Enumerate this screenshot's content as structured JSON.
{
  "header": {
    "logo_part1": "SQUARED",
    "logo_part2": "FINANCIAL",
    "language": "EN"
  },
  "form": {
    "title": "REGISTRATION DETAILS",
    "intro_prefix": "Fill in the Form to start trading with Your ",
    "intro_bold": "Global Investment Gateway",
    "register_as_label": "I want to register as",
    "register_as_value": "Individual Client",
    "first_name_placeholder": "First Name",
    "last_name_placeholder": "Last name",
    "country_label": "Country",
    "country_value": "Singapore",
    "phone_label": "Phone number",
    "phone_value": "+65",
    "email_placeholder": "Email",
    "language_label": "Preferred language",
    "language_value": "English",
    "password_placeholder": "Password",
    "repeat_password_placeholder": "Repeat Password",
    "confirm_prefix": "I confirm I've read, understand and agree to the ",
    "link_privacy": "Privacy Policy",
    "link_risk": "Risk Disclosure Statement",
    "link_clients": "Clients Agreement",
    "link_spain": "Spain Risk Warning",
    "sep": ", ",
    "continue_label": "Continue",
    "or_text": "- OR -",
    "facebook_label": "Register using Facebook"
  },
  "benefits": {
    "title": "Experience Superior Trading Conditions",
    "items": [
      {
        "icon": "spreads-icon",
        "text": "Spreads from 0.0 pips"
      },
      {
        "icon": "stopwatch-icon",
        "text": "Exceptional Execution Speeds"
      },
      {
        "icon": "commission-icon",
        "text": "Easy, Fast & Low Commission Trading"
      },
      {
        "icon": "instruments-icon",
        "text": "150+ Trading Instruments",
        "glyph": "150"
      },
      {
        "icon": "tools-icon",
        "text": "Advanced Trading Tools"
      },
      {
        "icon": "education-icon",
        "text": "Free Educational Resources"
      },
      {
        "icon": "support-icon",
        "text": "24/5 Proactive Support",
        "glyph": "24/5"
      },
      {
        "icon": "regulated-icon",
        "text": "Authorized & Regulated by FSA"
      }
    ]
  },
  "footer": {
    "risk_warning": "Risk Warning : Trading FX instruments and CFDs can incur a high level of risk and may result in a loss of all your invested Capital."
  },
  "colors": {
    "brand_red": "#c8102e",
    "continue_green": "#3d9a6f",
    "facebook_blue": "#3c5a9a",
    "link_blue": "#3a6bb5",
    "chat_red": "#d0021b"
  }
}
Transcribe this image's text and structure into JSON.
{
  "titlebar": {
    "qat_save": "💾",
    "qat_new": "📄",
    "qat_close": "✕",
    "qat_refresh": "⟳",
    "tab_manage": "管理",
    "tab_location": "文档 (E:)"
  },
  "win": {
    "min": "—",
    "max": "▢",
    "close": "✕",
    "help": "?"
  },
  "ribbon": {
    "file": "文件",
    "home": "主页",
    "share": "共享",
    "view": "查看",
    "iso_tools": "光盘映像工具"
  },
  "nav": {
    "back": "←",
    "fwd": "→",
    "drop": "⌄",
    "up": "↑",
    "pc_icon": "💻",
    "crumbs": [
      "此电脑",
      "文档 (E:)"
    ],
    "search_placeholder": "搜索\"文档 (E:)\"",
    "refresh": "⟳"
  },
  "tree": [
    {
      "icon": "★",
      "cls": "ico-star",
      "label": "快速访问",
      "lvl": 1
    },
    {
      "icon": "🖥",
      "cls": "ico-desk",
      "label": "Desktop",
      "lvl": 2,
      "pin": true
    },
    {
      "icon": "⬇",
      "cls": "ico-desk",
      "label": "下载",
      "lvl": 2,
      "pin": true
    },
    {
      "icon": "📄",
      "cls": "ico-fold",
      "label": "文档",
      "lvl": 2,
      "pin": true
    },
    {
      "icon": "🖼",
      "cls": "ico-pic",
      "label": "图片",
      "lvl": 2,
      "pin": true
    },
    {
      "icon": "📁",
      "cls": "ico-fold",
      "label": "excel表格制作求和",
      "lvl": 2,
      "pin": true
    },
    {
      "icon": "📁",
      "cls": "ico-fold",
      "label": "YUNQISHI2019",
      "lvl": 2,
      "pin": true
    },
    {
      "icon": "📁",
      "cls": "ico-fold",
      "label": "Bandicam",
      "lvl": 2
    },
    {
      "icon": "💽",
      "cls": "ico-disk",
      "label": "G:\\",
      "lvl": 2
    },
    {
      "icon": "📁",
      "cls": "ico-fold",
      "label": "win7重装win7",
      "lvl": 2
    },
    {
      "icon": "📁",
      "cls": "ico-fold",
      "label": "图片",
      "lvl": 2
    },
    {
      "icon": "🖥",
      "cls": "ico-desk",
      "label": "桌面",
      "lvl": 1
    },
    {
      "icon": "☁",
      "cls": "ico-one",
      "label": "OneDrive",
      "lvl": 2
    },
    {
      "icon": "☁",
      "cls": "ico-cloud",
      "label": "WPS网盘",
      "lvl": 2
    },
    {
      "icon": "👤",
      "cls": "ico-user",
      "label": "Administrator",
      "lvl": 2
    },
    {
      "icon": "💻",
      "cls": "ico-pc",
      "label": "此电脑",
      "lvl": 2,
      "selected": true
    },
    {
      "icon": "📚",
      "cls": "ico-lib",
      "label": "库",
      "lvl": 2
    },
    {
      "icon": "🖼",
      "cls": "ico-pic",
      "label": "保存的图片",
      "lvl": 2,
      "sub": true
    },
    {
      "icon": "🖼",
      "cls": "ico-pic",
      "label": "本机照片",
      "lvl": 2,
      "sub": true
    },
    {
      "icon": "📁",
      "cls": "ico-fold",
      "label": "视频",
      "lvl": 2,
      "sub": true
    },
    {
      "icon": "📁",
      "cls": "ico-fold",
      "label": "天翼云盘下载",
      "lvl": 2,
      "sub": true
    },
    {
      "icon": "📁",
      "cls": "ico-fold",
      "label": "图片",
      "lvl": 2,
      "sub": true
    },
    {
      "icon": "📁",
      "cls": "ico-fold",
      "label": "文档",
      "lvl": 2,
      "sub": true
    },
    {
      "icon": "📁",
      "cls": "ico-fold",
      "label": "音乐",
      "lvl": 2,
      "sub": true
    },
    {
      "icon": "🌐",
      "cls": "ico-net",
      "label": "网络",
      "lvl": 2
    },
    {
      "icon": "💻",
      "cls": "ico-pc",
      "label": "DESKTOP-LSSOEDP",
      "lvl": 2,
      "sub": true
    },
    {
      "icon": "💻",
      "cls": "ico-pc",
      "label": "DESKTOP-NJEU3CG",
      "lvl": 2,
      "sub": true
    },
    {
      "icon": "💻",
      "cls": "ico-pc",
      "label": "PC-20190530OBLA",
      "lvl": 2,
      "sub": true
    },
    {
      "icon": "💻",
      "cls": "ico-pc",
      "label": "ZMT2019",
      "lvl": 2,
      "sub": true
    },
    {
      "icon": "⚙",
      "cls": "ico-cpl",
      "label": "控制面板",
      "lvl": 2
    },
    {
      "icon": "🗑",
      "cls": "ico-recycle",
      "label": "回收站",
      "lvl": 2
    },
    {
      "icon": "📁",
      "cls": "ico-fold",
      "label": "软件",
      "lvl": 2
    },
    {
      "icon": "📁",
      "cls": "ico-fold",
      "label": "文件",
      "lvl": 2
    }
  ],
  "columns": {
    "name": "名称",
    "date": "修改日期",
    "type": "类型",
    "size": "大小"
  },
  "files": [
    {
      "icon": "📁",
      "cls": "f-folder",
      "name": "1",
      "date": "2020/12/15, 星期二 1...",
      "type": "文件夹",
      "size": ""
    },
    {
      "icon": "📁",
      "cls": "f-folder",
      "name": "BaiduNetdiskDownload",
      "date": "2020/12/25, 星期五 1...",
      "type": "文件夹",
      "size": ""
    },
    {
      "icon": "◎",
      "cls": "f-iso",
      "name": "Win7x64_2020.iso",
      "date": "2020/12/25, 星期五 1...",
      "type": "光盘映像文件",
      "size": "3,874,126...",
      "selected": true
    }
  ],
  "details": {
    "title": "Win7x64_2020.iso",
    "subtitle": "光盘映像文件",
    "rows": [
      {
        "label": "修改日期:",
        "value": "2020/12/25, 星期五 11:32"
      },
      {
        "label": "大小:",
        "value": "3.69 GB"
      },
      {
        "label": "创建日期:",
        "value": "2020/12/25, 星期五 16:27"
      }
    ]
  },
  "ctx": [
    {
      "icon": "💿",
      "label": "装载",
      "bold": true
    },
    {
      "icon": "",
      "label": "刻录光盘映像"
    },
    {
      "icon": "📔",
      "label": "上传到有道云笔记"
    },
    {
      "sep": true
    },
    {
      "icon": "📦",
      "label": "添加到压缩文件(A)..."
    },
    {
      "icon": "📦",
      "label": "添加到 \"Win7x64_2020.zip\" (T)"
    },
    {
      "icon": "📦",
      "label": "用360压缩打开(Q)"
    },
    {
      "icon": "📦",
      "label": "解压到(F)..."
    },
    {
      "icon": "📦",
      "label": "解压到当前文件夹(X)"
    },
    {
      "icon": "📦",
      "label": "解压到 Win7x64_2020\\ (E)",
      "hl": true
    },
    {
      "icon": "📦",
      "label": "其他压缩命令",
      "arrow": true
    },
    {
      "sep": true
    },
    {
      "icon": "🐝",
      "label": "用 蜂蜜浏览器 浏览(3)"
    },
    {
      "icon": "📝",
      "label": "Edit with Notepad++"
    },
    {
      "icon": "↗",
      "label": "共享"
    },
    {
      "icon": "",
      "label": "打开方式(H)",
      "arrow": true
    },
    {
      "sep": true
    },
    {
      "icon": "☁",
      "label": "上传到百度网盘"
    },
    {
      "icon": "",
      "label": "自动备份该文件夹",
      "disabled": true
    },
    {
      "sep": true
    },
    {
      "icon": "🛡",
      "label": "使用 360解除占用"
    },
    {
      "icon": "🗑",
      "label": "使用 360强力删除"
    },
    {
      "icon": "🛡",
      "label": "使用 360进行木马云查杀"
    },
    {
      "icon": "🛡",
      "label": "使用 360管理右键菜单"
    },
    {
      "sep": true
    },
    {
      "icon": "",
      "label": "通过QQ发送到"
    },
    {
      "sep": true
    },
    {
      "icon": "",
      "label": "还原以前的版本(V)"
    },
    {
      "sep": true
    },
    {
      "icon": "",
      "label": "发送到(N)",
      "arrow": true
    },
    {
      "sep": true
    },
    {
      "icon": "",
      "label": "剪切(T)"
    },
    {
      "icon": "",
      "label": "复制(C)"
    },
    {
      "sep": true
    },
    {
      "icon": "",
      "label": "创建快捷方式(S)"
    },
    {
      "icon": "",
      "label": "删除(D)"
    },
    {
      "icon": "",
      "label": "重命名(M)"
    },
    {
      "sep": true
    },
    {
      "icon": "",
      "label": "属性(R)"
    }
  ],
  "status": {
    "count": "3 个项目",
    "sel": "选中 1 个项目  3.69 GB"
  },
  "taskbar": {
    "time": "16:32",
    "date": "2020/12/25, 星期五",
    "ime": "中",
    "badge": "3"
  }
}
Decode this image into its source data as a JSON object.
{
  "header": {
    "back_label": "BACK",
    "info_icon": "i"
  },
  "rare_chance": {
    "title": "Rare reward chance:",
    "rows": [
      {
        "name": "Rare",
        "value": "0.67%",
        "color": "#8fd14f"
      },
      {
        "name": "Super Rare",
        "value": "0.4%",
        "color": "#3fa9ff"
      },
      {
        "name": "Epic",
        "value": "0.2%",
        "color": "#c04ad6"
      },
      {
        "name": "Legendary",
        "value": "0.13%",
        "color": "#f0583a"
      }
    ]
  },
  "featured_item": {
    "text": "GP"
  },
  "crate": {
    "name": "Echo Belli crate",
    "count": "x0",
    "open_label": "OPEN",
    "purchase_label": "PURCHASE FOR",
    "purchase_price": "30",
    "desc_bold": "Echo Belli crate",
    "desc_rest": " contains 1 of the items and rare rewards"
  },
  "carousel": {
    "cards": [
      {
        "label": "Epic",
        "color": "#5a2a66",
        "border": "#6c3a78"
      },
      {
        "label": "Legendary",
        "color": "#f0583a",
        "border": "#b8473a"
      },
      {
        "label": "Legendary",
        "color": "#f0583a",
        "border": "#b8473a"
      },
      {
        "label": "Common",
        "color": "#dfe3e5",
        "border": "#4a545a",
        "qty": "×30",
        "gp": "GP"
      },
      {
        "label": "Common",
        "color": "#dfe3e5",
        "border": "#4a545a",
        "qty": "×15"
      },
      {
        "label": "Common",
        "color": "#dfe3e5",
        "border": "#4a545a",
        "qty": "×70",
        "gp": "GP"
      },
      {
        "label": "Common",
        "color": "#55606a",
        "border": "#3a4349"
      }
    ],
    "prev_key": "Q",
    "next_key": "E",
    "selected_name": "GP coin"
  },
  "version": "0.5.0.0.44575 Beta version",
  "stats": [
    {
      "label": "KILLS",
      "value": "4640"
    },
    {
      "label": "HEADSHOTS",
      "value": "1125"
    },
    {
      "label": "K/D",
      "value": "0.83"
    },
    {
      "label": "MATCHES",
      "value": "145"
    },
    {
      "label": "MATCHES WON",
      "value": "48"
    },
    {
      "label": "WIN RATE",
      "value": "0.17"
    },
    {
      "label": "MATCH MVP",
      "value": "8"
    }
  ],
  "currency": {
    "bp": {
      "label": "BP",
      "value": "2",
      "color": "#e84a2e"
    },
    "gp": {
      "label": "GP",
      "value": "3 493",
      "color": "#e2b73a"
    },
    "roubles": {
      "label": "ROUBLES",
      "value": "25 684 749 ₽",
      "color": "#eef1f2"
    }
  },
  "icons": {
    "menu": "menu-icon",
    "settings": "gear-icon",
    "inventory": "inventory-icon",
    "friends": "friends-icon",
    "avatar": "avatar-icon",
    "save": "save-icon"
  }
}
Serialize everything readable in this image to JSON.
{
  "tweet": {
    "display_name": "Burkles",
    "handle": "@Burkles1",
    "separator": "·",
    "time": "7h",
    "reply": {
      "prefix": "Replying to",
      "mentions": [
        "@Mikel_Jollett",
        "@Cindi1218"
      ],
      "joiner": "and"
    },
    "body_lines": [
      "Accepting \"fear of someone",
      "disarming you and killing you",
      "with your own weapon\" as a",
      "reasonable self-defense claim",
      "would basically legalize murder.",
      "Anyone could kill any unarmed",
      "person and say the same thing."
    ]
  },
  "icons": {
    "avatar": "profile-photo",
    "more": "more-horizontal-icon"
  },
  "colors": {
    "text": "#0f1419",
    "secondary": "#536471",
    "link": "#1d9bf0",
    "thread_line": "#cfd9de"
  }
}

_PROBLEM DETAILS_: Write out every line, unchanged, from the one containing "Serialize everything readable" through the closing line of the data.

_RESPONSE BELOW_:
Serialize everything readable in this image to JSON.
{
  "tweet": {
    "display_name": "Burkles",
    "handle": "@Burkles1",
    "separator": "·",
    "time": "7h",
    "reply": {
      "prefix": "Replying to",
      "mentions": [
        "@Mikel_Jollett",
        "@Cindi1218"
      ],
      "joiner": "and"
    },
    "body_lines": [
      "Accepting \"fear of someone",
      "disarming you and killing you",
      "with your own weapon\" as a",
      "reasonable self-defense claim",
      "would basically legalize murder.",
      "Anyone could kill any unarmed",
      "person and say the same thing."
    ]
  },
  "icons": {
    "avatar": "profile-photo",
    "more": "more-horizontal-icon"
  },
  "colors": {
    "text": "#0f1419",
    "secondary": "#536471",
    "link": "#1d9bf0",
    "thread_line": "#cfd9de"
  }
}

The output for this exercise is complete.